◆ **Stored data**
•••••

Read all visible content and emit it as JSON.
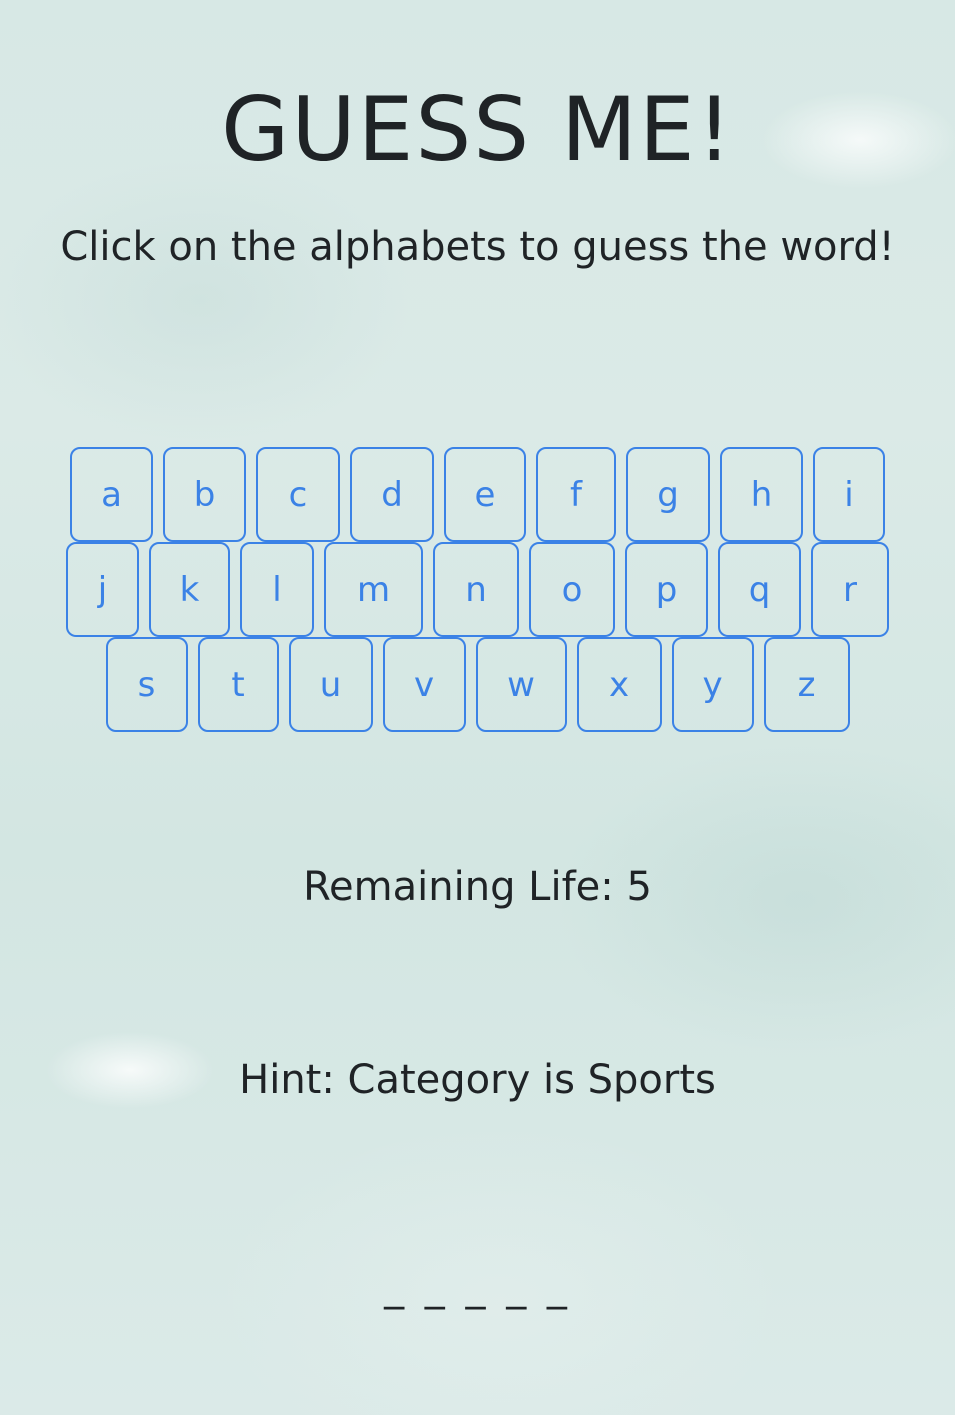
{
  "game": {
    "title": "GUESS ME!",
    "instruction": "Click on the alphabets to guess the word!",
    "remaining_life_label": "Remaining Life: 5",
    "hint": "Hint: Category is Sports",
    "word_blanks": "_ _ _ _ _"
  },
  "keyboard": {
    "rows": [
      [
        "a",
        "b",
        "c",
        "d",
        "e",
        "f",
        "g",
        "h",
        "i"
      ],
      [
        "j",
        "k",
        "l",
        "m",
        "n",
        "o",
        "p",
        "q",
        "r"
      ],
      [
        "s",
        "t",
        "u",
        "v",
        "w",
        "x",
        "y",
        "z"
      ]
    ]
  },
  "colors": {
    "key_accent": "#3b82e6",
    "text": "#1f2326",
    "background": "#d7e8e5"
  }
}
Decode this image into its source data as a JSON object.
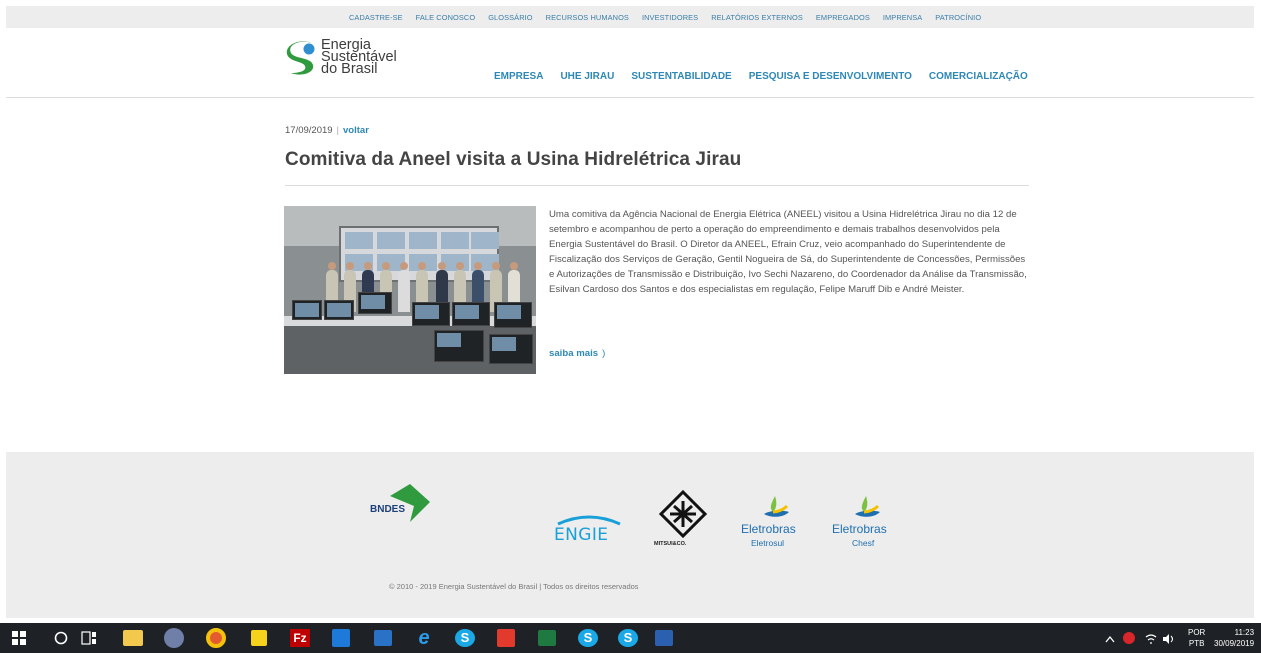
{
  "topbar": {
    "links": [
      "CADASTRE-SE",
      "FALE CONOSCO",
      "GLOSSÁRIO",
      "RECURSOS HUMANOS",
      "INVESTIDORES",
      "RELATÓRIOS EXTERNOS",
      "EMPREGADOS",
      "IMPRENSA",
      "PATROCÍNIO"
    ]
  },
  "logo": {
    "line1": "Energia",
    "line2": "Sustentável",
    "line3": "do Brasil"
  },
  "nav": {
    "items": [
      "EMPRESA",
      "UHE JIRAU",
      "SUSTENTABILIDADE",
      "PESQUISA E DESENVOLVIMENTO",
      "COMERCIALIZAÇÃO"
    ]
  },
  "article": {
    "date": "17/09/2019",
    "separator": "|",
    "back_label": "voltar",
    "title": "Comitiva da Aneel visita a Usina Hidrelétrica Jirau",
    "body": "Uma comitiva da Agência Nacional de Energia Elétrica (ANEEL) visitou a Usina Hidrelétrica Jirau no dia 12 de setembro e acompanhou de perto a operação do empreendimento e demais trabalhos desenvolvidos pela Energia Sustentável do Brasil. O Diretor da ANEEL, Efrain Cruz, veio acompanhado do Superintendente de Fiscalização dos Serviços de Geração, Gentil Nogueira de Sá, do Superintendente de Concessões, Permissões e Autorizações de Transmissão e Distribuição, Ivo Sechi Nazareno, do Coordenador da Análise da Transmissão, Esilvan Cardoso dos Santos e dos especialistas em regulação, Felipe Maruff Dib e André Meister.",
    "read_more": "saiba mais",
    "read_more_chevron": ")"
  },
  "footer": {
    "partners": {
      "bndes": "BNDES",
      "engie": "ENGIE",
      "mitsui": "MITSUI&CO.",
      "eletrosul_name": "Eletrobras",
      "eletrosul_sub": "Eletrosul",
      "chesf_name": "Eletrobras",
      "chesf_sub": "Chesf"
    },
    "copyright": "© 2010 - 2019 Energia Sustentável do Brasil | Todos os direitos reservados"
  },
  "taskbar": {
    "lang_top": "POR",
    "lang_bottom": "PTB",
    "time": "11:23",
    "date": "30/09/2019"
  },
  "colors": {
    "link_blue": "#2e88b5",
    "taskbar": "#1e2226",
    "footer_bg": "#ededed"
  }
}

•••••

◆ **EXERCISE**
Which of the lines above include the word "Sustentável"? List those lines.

◆ **RESPONSE TO THE TASK**
    "line2": "Sustentável",
    "body": "Uma comitiva da Agência Nacional de Energia Elétrica (ANEEL) visitou a Usina Hidrelétrica Jirau no dia 12 de setembro e acompanhou de perto a operação do empreendimento e demais trabalhos desenvolvidos pela Energia Sustentável do Brasil. O Diretor da ANEEL, Efrain Cruz, veio acompanhado do Superintendente de Fiscalização dos Serviços de Geração, Gentil Nogueira de Sá, do Superintendente de Concessões, Permissões e Autorizações de Transmissão e Distribuição, Ivo Sechi Nazareno, do Coordenador da Análise da Transmissão, Esilvan Cardoso dos Santos e dos especialistas em regulação, Felipe Maruff Dib e André Meister.",
    "copyright": "© 2010 - 2019 Energia Sustentável do Brasil | Todos os direitos reservados"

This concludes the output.